Every situation is different because every company operates differently and different locations mean different concerns, explains William McGuire, president and CEO of Global Elite Group. “An emergency plan needs to cover location-based threats as well,” says McGuire.
McGuire suggests companies establish a chain of command, a set of emergency best practices (Global has developed best practices from previous experience in earlier disasters), debriefing and retraining to solidify areas that will impact employees the most during an emergency. Programs that offer these elements provide employers with a comfort and calm during a situation that is anything but.
“Global monitors natural and unnatural disasters that affect many regions, the ability to foresee issues and plan conservatively gives us the ability to not only set goals that are attainable during the crisis, but to also supplement the critical activities that are required by many of the government agencies involved,” explained Joseph D’Ascoli, director of special operations for Global Elite Group.
During this past year, a new type of emergency emerged: protests. “We have seen over the course of the last year a unique threat to companies in the form of crowd control,” stated McGuire.

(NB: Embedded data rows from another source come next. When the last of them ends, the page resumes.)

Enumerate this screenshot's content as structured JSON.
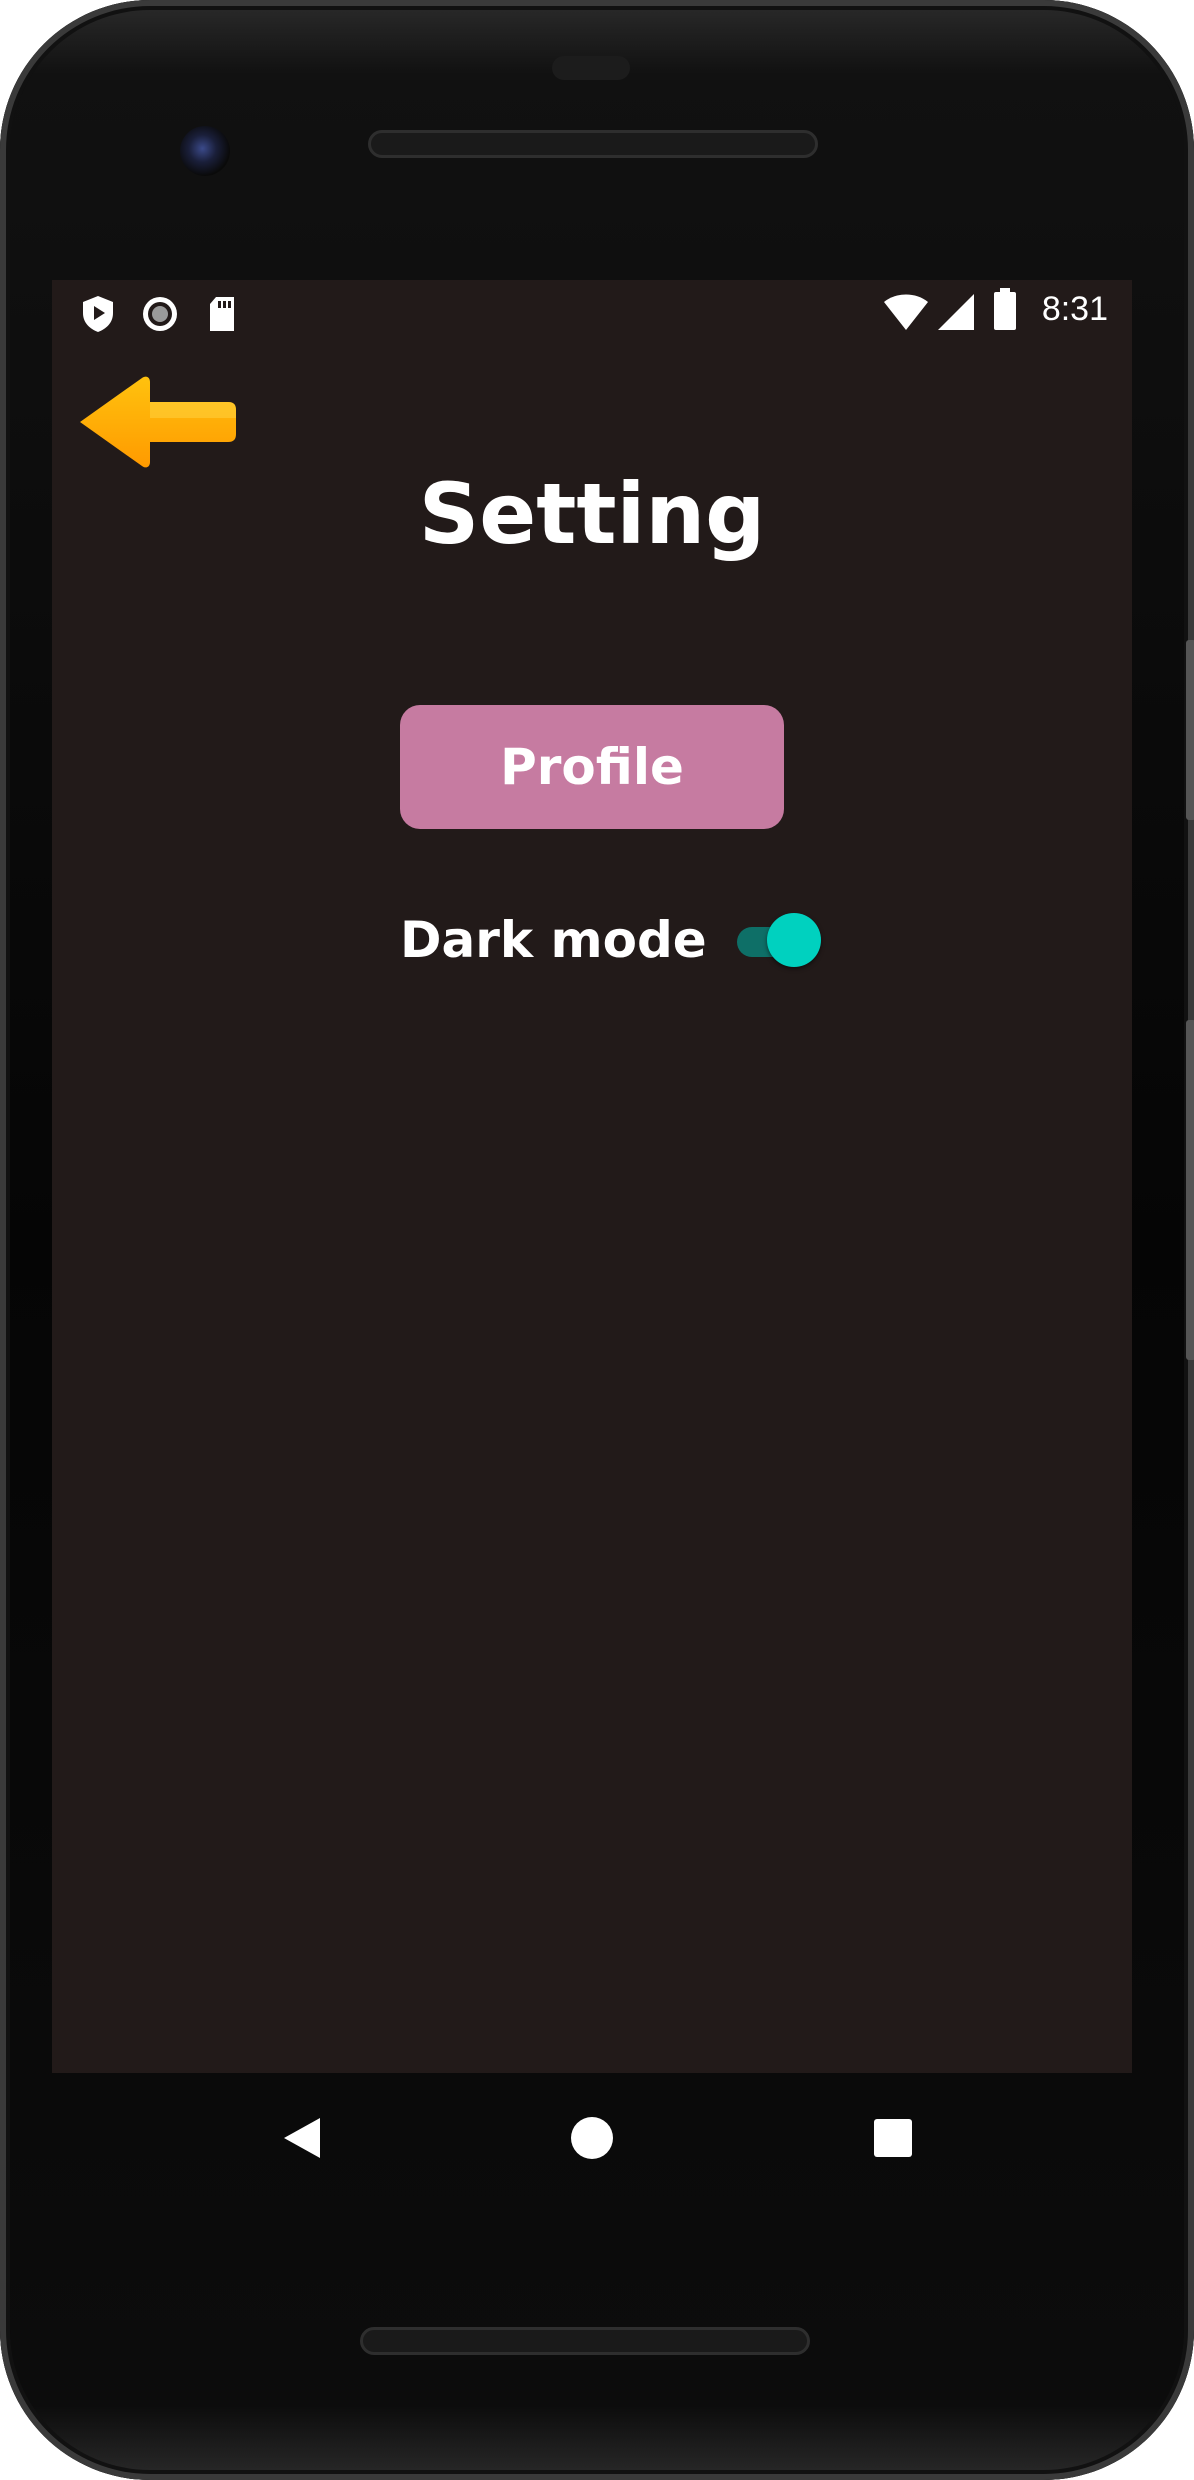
{
  "status_bar": {
    "time": "8:31",
    "left_icons": [
      "shield-play-icon",
      "circle-record-icon",
      "sd-card-icon"
    ],
    "right_icons": [
      "wifi-icon",
      "cell-signal-icon",
      "battery-icon"
    ]
  },
  "header": {
    "title": "Setting",
    "back_icon": "arrow-left-icon"
  },
  "profile_button": {
    "label": "Profile"
  },
  "dark_mode": {
    "label": "Dark mode",
    "enabled": true
  },
  "nav_bar": {
    "icons": [
      "back-triangle-icon",
      "home-circle-icon",
      "recents-square-icon"
    ]
  },
  "colors": {
    "screen_bg": "#221a19",
    "profile_button_bg": "#c67ba1",
    "toggle_thumb": "#00d1bf",
    "toggle_track": "#0e6f67",
    "back_arrow_top": "#ffc20e",
    "back_arrow_bottom": "#ff9a00"
  }
}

At Occupy Wall Street, crowds presented a very different problem, which kept businesses from running smoothly for months. This type of demonstration caught on in other areas of the United States and the world, disrupting businesses.
A more familiar threat, weather, is a concern as well. The hurricane season of 2012 officially started on June 1st. Tropical storms Alberto and Beryl, however, decided to form and cause problems in the Atlantic Basin beginning in May. The last time storms formed so early, before the official start of the season, was 1908. Forecasters are calling for 12 tropical storms, 6 hurricanes and 3 major hurricanes of category 3 or stronger. Regardless of the number, storms of this nature should be planned for as their impact costs a lot in lost revenues.